The California Court of Appeal issued its decision today in Gillette Company v. Franchise Tax Board, No. A130803, confirming that the Multistate Tax Compact is an enforceable multistate compact and that its apportionment election provision is binding on California until the state withdraws from the Compact by enacting a repealing statute. In fact, the California legislature passed Senate Bill 1015 on June 27, 2012, prospectively repealing the Multistate Tax Compact and codifying the “doctrine of elections.” Both sections of Senate Bill 1015 were aimed at limiting the potentially huge revenue fallout that otherwise would have resulted from a taxpayer victory in Gillette.

The impact of the Gillette decision in California remains to be seen. One issue is whether the doctrine of elections applies only to taxpayers that make an election on an original return and then try to revoke it on a subsequently filed amended return. Another issue is whether the doctrine of elections will apply to prohibit taxpayers from making the apportionment election on an amended return altogether. Retroactively prohibiting taxpayers from making the Compact election on amended returns may raise due process concerns.
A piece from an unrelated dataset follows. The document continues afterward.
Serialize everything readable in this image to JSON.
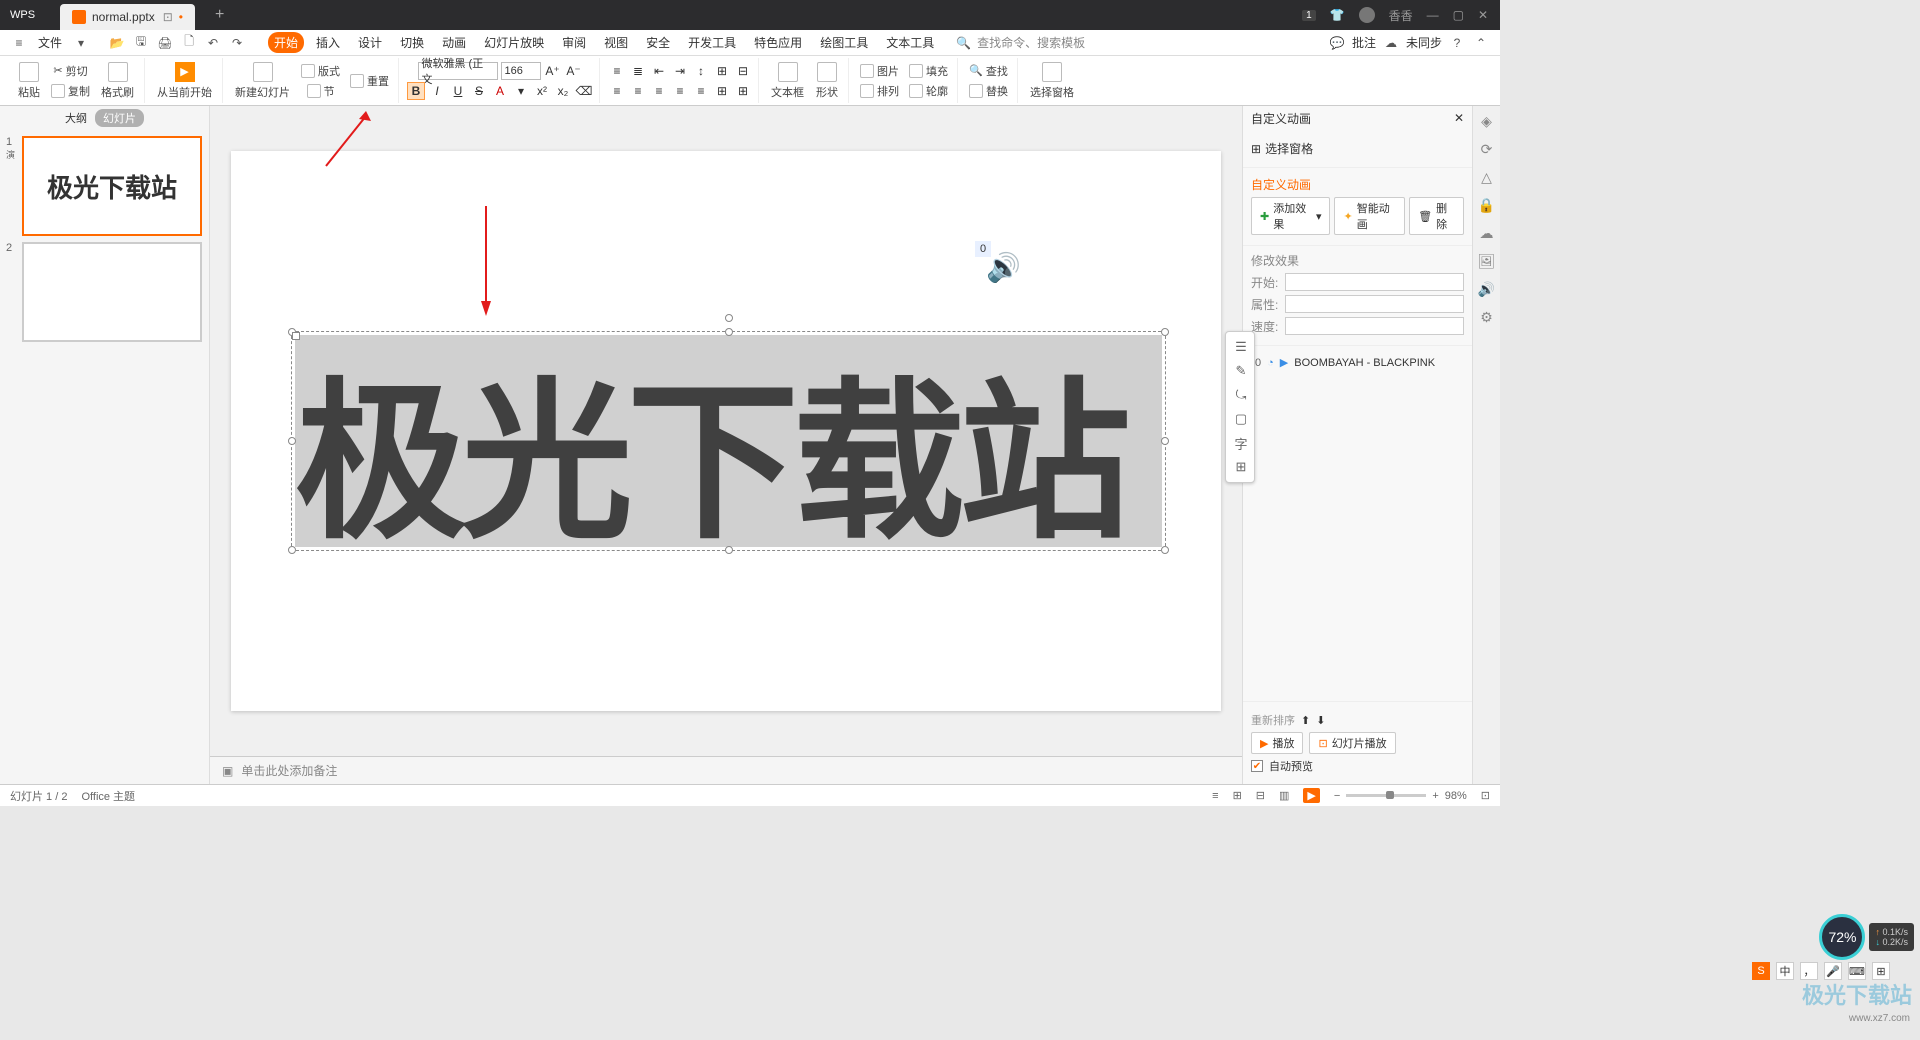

The reasoning in Gillette regarding the Compact being an enforceable interstate compact may support taxpayers in other Compact states that have modified the Compact apportionment election. If courts in those states were to adopt the reasoning in Gillette, taxpayers potentially could make the election and argue that the state is limited to complete withdrawal from the Compact and cannot unilaterally change or repeal individual provisions.

Stay tuned for Sutherland’s forthcoming Shaker article discussing Gillette in greater detail.